▸ To do:
Your answer must be every line of the data that holds the string "this".

[Interface dataset entries]
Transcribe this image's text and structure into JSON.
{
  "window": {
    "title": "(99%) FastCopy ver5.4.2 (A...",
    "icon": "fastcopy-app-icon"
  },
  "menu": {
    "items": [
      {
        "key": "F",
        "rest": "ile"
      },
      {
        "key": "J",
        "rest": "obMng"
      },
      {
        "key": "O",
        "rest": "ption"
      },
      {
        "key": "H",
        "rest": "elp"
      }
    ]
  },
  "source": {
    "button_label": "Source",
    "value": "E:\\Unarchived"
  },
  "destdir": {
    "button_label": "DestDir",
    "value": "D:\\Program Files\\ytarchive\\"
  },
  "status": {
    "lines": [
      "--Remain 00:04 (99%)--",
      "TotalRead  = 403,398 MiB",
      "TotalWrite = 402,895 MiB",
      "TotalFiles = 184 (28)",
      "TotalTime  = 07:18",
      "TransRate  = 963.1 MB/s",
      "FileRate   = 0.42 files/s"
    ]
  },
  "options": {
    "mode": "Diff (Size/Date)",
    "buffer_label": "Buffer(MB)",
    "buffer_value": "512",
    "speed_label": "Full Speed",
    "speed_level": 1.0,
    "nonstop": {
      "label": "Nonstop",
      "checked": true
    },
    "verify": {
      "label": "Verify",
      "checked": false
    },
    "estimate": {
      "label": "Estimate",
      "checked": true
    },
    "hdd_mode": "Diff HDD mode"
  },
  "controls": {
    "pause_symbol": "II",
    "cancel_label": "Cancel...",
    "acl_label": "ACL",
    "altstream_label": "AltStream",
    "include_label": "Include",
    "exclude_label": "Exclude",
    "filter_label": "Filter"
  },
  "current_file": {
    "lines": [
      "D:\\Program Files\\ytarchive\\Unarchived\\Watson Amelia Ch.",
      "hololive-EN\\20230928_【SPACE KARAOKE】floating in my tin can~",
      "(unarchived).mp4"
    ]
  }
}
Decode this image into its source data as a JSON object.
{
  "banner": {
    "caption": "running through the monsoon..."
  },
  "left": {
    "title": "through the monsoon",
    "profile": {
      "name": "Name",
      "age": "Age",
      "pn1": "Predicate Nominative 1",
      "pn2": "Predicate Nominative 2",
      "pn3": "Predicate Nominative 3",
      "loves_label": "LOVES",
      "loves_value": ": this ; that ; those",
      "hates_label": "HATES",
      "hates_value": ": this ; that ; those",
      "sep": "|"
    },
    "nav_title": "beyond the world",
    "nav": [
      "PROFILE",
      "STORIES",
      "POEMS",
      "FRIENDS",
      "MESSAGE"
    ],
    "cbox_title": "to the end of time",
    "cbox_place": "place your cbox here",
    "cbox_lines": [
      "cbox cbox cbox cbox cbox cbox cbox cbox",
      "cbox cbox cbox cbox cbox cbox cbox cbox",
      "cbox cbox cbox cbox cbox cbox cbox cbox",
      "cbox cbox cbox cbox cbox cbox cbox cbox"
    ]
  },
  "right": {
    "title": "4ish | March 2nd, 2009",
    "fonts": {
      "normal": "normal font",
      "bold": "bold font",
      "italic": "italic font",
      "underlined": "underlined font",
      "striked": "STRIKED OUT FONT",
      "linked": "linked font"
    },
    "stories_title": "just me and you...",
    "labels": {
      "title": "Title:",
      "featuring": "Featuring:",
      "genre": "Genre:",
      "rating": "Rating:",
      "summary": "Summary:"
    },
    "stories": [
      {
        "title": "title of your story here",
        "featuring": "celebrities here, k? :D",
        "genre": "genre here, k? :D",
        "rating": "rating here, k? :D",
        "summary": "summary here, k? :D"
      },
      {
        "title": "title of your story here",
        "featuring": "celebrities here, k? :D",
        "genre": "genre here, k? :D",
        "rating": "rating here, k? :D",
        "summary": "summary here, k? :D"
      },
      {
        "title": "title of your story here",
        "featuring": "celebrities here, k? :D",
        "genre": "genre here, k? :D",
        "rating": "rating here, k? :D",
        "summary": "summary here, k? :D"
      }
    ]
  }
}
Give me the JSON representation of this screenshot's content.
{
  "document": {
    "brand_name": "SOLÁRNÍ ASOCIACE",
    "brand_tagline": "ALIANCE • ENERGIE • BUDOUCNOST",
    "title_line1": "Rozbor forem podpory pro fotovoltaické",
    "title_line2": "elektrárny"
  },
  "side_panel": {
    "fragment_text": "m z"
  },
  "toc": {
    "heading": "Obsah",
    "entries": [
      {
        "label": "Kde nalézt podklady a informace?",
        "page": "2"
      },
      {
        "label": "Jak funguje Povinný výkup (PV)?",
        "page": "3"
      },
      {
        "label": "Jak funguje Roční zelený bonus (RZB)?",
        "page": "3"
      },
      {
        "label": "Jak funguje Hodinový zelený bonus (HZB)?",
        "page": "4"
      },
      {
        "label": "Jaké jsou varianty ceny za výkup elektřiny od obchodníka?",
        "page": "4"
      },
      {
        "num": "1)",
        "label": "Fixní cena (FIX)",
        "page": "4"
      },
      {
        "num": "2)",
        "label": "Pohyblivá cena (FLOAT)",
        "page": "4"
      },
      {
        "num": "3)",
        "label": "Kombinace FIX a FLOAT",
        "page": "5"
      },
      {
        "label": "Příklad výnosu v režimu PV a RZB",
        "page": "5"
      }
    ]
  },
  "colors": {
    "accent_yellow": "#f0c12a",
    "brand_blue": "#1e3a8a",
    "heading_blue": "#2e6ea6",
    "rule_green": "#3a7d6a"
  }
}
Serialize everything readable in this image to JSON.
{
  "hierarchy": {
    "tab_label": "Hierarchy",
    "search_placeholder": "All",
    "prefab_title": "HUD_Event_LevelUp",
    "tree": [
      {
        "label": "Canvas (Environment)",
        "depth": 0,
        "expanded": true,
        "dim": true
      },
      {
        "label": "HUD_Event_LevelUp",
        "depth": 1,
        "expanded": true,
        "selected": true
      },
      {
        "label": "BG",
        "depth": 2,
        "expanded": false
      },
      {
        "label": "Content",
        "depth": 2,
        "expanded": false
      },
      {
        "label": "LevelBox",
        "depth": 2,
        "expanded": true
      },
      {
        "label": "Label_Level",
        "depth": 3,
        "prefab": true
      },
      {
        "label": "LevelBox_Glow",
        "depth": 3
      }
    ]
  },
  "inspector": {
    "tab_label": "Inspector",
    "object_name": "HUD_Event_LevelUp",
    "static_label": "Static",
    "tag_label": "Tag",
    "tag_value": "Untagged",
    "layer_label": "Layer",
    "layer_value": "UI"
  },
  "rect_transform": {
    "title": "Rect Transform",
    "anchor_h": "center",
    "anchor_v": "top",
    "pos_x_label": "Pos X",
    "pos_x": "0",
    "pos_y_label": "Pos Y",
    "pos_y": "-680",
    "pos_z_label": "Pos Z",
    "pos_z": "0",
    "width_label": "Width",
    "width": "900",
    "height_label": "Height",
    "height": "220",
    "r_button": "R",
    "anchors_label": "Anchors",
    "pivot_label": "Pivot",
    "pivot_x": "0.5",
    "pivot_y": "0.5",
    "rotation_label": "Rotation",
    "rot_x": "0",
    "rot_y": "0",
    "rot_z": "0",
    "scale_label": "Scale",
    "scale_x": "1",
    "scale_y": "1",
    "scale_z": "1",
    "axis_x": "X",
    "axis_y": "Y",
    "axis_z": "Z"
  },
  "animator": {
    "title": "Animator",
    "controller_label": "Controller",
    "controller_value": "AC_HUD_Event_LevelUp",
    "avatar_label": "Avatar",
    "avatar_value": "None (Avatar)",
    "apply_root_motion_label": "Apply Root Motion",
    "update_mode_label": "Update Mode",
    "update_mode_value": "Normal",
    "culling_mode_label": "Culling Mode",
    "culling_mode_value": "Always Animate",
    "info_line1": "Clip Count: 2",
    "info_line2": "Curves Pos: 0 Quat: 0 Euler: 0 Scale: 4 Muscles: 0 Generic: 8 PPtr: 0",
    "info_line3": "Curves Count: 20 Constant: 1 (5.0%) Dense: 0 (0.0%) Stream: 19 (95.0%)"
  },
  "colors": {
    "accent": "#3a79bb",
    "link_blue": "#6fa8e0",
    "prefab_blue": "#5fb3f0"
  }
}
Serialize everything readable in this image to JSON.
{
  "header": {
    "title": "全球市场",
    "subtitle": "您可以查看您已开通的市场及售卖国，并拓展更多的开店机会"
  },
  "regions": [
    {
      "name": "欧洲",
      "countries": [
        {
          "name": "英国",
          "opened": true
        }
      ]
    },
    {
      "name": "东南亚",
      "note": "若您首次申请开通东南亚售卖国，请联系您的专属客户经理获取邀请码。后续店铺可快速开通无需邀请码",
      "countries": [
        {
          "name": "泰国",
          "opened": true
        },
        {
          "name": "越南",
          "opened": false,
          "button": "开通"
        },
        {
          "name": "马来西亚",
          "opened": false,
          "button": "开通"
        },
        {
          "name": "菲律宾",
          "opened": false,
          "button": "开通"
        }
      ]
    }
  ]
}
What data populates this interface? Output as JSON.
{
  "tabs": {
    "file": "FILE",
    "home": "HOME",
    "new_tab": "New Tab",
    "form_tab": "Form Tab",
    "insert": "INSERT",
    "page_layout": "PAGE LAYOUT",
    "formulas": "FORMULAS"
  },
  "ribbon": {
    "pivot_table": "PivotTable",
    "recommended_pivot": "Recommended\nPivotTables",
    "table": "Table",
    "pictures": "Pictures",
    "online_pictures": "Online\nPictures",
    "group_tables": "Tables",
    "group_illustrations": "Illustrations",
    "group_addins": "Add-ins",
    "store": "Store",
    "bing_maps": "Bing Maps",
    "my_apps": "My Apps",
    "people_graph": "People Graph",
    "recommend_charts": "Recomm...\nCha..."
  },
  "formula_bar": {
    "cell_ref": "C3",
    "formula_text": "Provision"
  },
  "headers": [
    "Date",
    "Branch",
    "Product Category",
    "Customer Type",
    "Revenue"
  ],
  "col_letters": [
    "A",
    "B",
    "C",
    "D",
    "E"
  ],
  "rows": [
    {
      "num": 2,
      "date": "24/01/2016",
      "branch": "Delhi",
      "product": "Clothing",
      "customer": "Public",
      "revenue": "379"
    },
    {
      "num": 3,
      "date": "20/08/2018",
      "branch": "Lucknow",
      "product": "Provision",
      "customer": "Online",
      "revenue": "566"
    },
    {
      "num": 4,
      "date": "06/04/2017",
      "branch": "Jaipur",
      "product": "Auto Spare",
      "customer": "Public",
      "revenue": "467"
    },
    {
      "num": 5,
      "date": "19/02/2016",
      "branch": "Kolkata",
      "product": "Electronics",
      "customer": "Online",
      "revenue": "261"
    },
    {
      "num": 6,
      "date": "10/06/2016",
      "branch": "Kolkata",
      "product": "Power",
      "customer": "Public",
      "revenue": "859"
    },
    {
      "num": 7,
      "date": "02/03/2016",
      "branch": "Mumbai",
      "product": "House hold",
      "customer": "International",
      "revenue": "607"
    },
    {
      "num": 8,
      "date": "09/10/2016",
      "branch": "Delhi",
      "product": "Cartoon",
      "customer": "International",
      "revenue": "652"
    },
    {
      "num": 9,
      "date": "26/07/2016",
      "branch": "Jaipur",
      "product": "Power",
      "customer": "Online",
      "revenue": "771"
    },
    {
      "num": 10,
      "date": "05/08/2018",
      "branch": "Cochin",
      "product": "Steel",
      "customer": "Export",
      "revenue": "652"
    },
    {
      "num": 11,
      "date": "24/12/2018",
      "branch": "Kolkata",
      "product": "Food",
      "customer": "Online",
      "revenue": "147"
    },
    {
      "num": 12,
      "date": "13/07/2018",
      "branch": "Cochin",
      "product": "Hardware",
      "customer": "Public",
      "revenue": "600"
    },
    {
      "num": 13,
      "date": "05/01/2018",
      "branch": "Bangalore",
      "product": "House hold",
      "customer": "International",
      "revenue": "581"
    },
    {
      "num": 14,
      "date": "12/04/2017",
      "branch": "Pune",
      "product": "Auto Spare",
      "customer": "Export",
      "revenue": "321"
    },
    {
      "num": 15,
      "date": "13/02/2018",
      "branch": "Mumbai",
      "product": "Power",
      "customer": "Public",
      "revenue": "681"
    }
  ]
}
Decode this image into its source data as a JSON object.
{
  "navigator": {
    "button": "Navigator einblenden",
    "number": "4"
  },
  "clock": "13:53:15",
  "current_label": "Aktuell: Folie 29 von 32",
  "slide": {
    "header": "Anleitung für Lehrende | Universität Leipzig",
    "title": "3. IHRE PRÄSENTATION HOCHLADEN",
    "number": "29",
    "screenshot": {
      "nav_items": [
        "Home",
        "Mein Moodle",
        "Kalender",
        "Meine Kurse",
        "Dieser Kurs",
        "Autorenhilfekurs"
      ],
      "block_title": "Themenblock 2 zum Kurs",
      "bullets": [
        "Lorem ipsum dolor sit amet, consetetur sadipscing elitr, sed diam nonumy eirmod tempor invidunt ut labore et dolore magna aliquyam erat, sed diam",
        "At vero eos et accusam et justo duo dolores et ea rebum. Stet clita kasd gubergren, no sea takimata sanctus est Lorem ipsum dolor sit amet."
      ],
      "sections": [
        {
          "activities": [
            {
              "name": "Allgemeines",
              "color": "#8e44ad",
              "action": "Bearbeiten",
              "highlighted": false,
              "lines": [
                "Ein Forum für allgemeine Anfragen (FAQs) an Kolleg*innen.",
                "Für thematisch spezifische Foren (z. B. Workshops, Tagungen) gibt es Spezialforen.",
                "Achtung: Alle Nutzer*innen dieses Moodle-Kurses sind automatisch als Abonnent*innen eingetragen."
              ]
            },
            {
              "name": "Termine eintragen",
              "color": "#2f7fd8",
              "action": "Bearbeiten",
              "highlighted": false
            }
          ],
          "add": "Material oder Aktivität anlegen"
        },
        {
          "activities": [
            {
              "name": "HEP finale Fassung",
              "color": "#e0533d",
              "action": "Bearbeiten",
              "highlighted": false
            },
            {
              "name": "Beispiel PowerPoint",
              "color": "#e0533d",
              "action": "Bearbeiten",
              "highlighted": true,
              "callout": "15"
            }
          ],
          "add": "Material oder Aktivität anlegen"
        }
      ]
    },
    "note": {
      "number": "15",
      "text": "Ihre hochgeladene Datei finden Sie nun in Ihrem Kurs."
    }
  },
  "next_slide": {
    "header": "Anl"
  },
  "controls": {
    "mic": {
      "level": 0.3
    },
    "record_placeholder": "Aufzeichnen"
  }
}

▸ Completed exercise:
Transcribe this image's text and structure into JSON.
Decode this image into its source data as a JSON object.
      "loves_value": ": this ; that ; those",
      "hates_value": ": this ; that ; those",
Give me the JSON representation of this screenshot's content.
Serialize everything readable in this image to JSON.
Serialize everything readable in this image to JSON.
What data populates this interface? Output as JSON.
Decode this image into its source data as a JSON object.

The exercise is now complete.